What are the biggest challenges when hiring remotely?
There are two obvious ones;
Practicality – the tools you need and the way that you hire.
Communication – not just from company to candidate but also internally amongst stakeholders.
It might come as a surprise but the person with the biggest concern about remote hiring is likely to be the candidate. Without the ability to sell your company, the culture and the environment in person, how can you convince someone to join your business?
Certainly in the tech space, we’re still in a candidate driven market, this makes the sell to the candidate extremely important. Are you sending out the right message? The challenge of selling your business is even more difficult in a remote setting as we don’t have as much insight into how other people are feeling, we have to be authentic to engage.
It can be tough to get across your true personality over video, even down to the lack of body language.
In the vast majority of cases, candidates will choose their job based on the people they’ll work with or the manager they’ll be working alongside. So how do you go about forming that human connection?
It’s important to craft time to have informal moments, even if that’s kids walking into the room during the interview and laughing about it rather than being embarrassed.
Start off interviews as you would in person, ask about how their day is going before you start asking about their experience.
Be more ‘human’ and over extend on what you’d normally do.
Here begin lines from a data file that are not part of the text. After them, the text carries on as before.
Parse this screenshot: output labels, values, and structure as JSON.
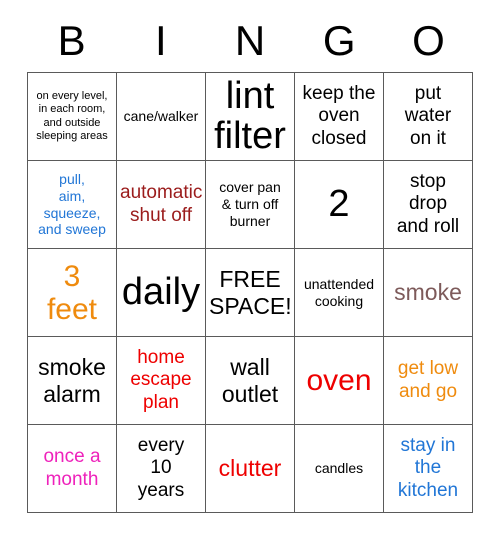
{
  "header": {
    "letters": [
      "B",
      "I",
      "N",
      "G",
      "O"
    ]
  },
  "colors": {
    "black": "#000000",
    "blue": "#2176d6",
    "maroon": "#9b1c1c",
    "orange": "#ef8b0e",
    "red": "#ee0000",
    "magenta": "#ee22bb",
    "mauve": "#7d5a5a",
    "grid_line": "#5a5a5a",
    "background": "#ffffff"
  },
  "grid": {
    "columns": 5,
    "rows": 5,
    "cells": [
      {
        "text": "on every level,\nin each room,\nand outside\nsleeping areas",
        "color": "#000000",
        "size": "sz-xs"
      },
      {
        "text": "cane/walker",
        "color": "#000000",
        "size": "sz-sm"
      },
      {
        "text": "lint\nfilter",
        "color": "#000000",
        "size": "sz-xxl"
      },
      {
        "text": "keep the\noven\nclosed",
        "color": "#000000",
        "size": "sz-md"
      },
      {
        "text": "put\nwater\non it",
        "color": "#000000",
        "size": "sz-md"
      },
      {
        "text": "pull,\naim,\nsqueeze,\nand sweep",
        "color": "#2176d6",
        "size": "sz-sm"
      },
      {
        "text": "automatic\nshut off",
        "color": "#9b1c1c",
        "size": "sz-md"
      },
      {
        "text": "cover pan\n& turn off\nburner",
        "color": "#000000",
        "size": "sz-sm"
      },
      {
        "text": "2",
        "color": "#000000",
        "size": "sz-xxl"
      },
      {
        "text": "stop\ndrop\nand roll",
        "color": "#000000",
        "size": "sz-md"
      },
      {
        "text": "3\nfeet",
        "color": "#ef8b0e",
        "size": "sz-xl"
      },
      {
        "text": "daily",
        "color": "#000000",
        "size": "sz-xxl"
      },
      {
        "text": "FREE\nSPACE!",
        "color": "#000000",
        "size": "sz-lg"
      },
      {
        "text": "unattended\ncooking",
        "color": "#000000",
        "size": "sz-sm"
      },
      {
        "text": "smoke",
        "color": "#7d5a5a",
        "size": "sz-lg"
      },
      {
        "text": "smoke\nalarm",
        "color": "#000000",
        "size": "sz-lg"
      },
      {
        "text": "home\nescape\nplan",
        "color": "#ee0000",
        "size": "sz-md"
      },
      {
        "text": "wall\noutlet",
        "color": "#000000",
        "size": "sz-lg"
      },
      {
        "text": "oven",
        "color": "#ee0000",
        "size": "sz-xl"
      },
      {
        "text": "get low\nand go",
        "color": "#ef8b0e",
        "size": "sz-md"
      },
      {
        "text": "once a\nmonth",
        "color": "#ee22bb",
        "size": "sz-md"
      },
      {
        "text": "every\n10\nyears",
        "color": "#000000",
        "size": "sz-md"
      },
      {
        "text": "clutter",
        "color": "#ee0000",
        "size": "sz-lg"
      },
      {
        "text": "candles",
        "color": "#000000",
        "size": "sz-sm"
      },
      {
        "text": "stay in\nthe\nkitchen",
        "color": "#2176d6",
        "size": "sz-md"
      }
    ]
  }
}
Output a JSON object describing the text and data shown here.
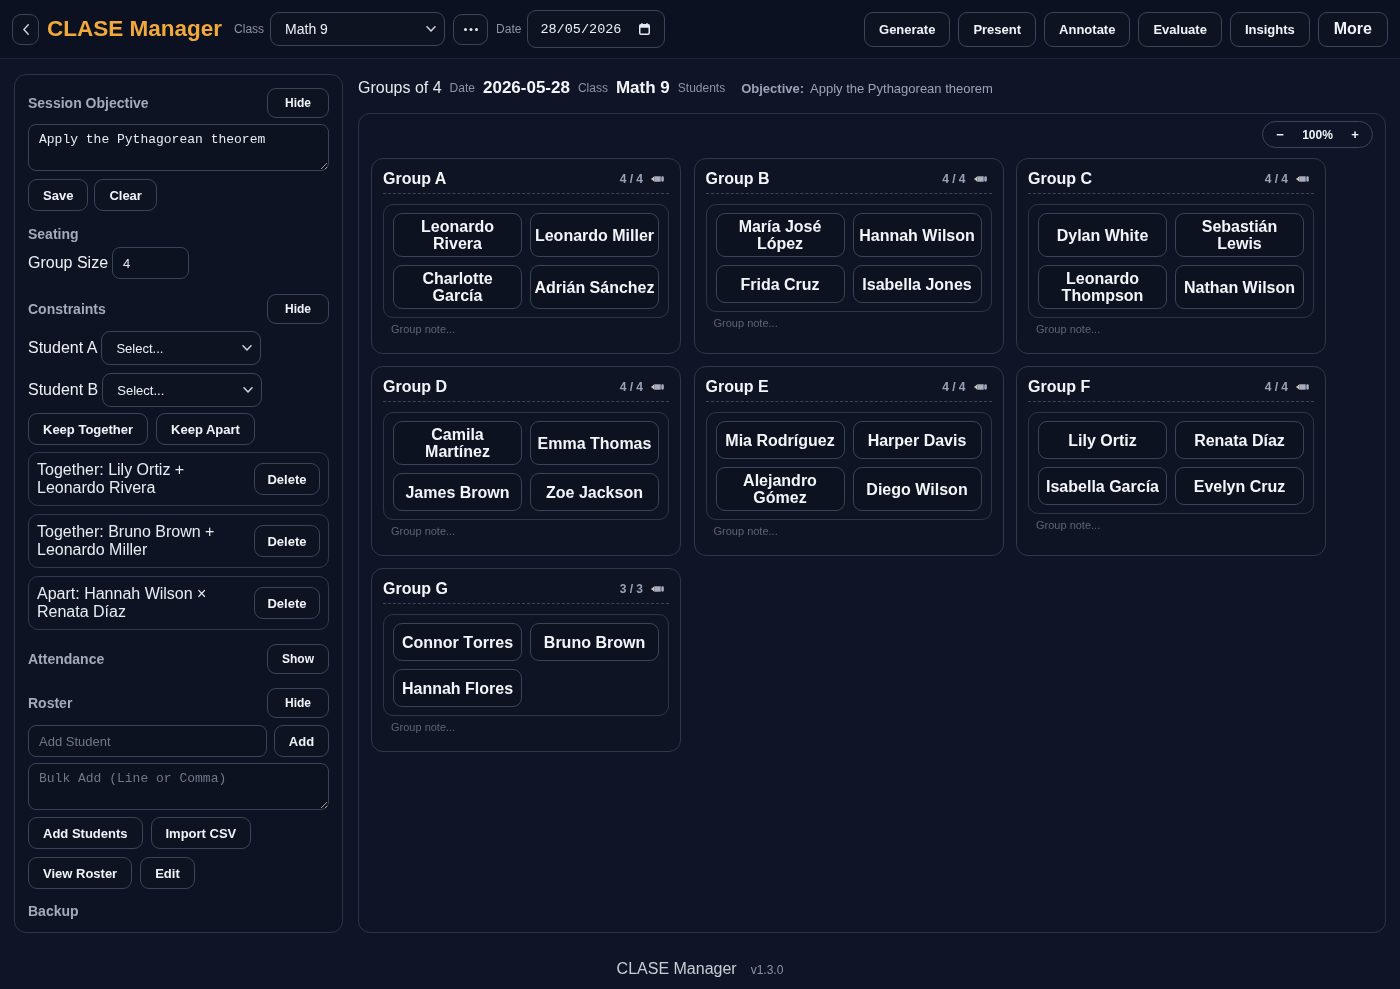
{
  "top_bar": {
    "app_title": "CLASE Manager",
    "class_label": "Class",
    "class_select": {
      "value": "Math 9"
    },
    "date_label": "Date",
    "date_field": {
      "value": "28/05/2026"
    },
    "actions": [
      {
        "label": "Generate",
        "kind": "action"
      },
      {
        "label": "Present",
        "kind": "action"
      },
      {
        "label": "Annotate",
        "kind": "action"
      },
      {
        "label": "Evaluate",
        "kind": "action"
      },
      {
        "label": "Insights",
        "kind": "action"
      },
      {
        "label": "More",
        "kind": "menu"
      }
    ]
  },
  "sidebar": {
    "session_objective": {
      "heading": "Session Objective",
      "toggle": "Hide",
      "objective": {
        "value": "Apply the Pythagorean theorem"
      },
      "buttons": [
        "Save",
        "Clear"
      ]
    },
    "seating": {
      "heading": "Seating",
      "group_size": {
        "label": "Group Size",
        "value": "4"
      }
    },
    "constraints": {
      "heading": "Constraints",
      "toggle": "Hide",
      "pickers": [
        {
          "label": "Student A",
          "value": "Select..."
        },
        {
          "label": "Student B",
          "value": "Select..."
        }
      ],
      "buttons": [
        "Keep Together",
        "Keep Apart"
      ],
      "rules": [
        {
          "text": "Together: Lily Ortiz + Leonardo Rivera",
          "action": "Delete"
        },
        {
          "text": "Together: Bruno Brown + Leonardo Miller",
          "action": "Delete"
        },
        {
          "text": "Apart: Hannah Wilson × Renata Díaz",
          "action": "Delete"
        }
      ]
    },
    "attendance": {
      "heading": "Attendance",
      "toggle": "Show"
    },
    "roster": {
      "heading": "Roster",
      "toggle": "Hide",
      "add_student": {
        "placeholder": "Add Student"
      },
      "add_button": "Add",
      "bulk_add": {
        "placeholder": "Bulk Add (Line or Comma)"
      },
      "button_rows": [
        [
          "Add Students",
          "Import CSV"
        ],
        [
          "View Roster",
          "Edit"
        ]
      ]
    },
    "backup": {
      "heading": "Backup"
    }
  },
  "summary": {
    "title": "Groups of 4",
    "items": [
      {
        "label": "Date",
        "value": "2026-05-28"
      },
      {
        "label": "Class",
        "value": "Math 9"
      },
      {
        "label": "Students"
      }
    ],
    "objective": {
      "label": "Objective:",
      "value": "Apply the Pythagorean theorem"
    }
  },
  "canvas": {
    "zoom": {
      "decrease": "−",
      "value": "100%",
      "increase": "+"
    },
    "groups": [
      {
        "name": "Group A",
        "count": "4 / 4",
        "students": [
          "Leonardo Rivera",
          "Leonardo Miller",
          "Charlotte García",
          "Adrián Sánchez"
        ],
        "note": {
          "placeholder": "Group note..."
        }
      },
      {
        "name": "Group B",
        "count": "4 / 4",
        "students": [
          "María José López",
          "Hannah Wilson",
          "Frida Cruz",
          "Isabella Jones"
        ],
        "note": {
          "placeholder": "Group note..."
        }
      },
      {
        "name": "Group C",
        "count": "4 / 4",
        "students": [
          "Dylan White",
          "Sebastián Lewis",
          "Leonardo Thompson",
          "Nathan Wilson"
        ],
        "note": {
          "placeholder": "Group note..."
        }
      },
      {
        "name": "Group D",
        "count": "4 / 4",
        "students": [
          "Camila Martínez",
          "Emma Thomas",
          "James Brown",
          "Zoe Jackson"
        ],
        "note": {
          "placeholder": "Group note..."
        }
      },
      {
        "name": "Group E",
        "count": "4 / 4",
        "students": [
          "Mia Rodríguez",
          "Harper Davis",
          "Alejandro Gómez",
          "Diego Wilson"
        ],
        "note": {
          "placeholder": "Group note..."
        }
      },
      {
        "name": "Group F",
        "count": "4 / 4",
        "students": [
          "Lily Ortiz",
          "Renata Díaz",
          "Isabella García",
          "Evelyn Cruz"
        ],
        "note": {
          "placeholder": "Group note..."
        }
      },
      {
        "name": "Group G",
        "count": "3 / 3",
        "students": [
          "Connor Torres",
          "Bruno Brown",
          "Hannah Flores"
        ],
        "note": {
          "placeholder": "Group note..."
        }
      }
    ]
  },
  "footer": {
    "app_name": "CLASE Manager",
    "version": "v1.3.0"
  }
}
Could removing the face to face element also remote a large amount of unconscious bias? If you don’t get to know the individual ono a personal as much, could this be a good thing and result in the best person getting the job rather than the person you connect with most?
Some of the obstacles you may come up against;
Will companies start to raise their standards to over compensate for the lack of a face to face meeting and being unsure of the remote hiring process? Hiring remotely can make managers feel uneasy.
How much time do you need to spend with someone virtually to know if there’s a fit?
Candidates enjoy the process of meeting multiple people, especially those that they may not be working with on a day to day basis. Face to face is more social, getting to see different types of people and different departments.
If candidates would normally meet someone from reception or a recruitment co-ordinator upon arrival at their interview then keep this process in place.
Leverage the customer service expertise of your recruitment team, they will help to maintain the high level of candidate experience that you would normally offer in person.
Start the video interview with the recruitment co-ordinator and the candidate. They can help the candidate ensure their tech and equipment is working, that they have a drink to hand and to help settle any nerves, just as you would in a face to face interview.
Aim to keep the overall candidate experience the same, or perhaps even improve it.
As side note, how the candidate interacts and treats the recruitment coordinator, receptionist or office manager is also an interesting gauge to their personality.
There are already companies that have mastered this process, look at them for inspiration, e.g. Aula Education
Make sure that candidates can see your remote hiring process online, make it clear and visible.
Do you know your own culture well enough to be able to communicate it virtually? If not, then how can you fix this?
If you struggle to move from in person to virtual, then perhaps your in person process wasn’t as good as it should have been to start with? It should be fluid and should address the competencies of the role.
Were you previously relying on long and drawn out processes?
Those companies that have the remote hiring process nailed are those that give swift decisions, show empathy and ultimately get the best talent.
You will get a higher drop off rate if you start testing too soon. The priority is to get interaction and engagement early in the process.
The first interaction always needs to be a sell to the candidate. 45 minutes of talking about the business, the values, the culture and why it’s such a great place to work.
Don’t take the easy way out, which is straight to an online test.
Should the experience be standardised across all levels of seniority?
There’s the opportunity to go one step further for senior candidates – there is likely a much smaller pool so you can take a more in-depth approach.
It can be harder to get senior candidates to do any testing / screening upfront. Make it easier by not only explaining the purposes of any exercises but also by leaving a door open for them to communicate with a senior member of the team, open your CEO’s phone line and be available.
The goal has to be to get engagement, this is what will give you the opportunity to sell.
How does the decision making process change remotely? How do you get on the same page remotely? How do you compare candidates and make a decision?
Consider using a framework such as the RAPID decision making model.
Before you de-brief, make sure that everyone is evaluating the candidate on the same criteria, otherwise you risk having different points of view and different starting points.
Allow everyone time to prepare their notes but always aim to debrief within 24 hours of the interview.
Have online huddles and de-briefs with the goal of actually making a decision.
Continue to reflect your values, if you normally go for a beer then go for a virtual beer.
All of the things that you normally do to make people feel welcomed and valued, carry on doing them.
All of these points were discussed in ‘The Virtual Hiring Journey’, a webinar series run by Laura Bibby at Scede.io. So a huge thanks to Laura as well as Olivia Heathcote, David Bizer and Marisa Bryan who were guests on this webinar.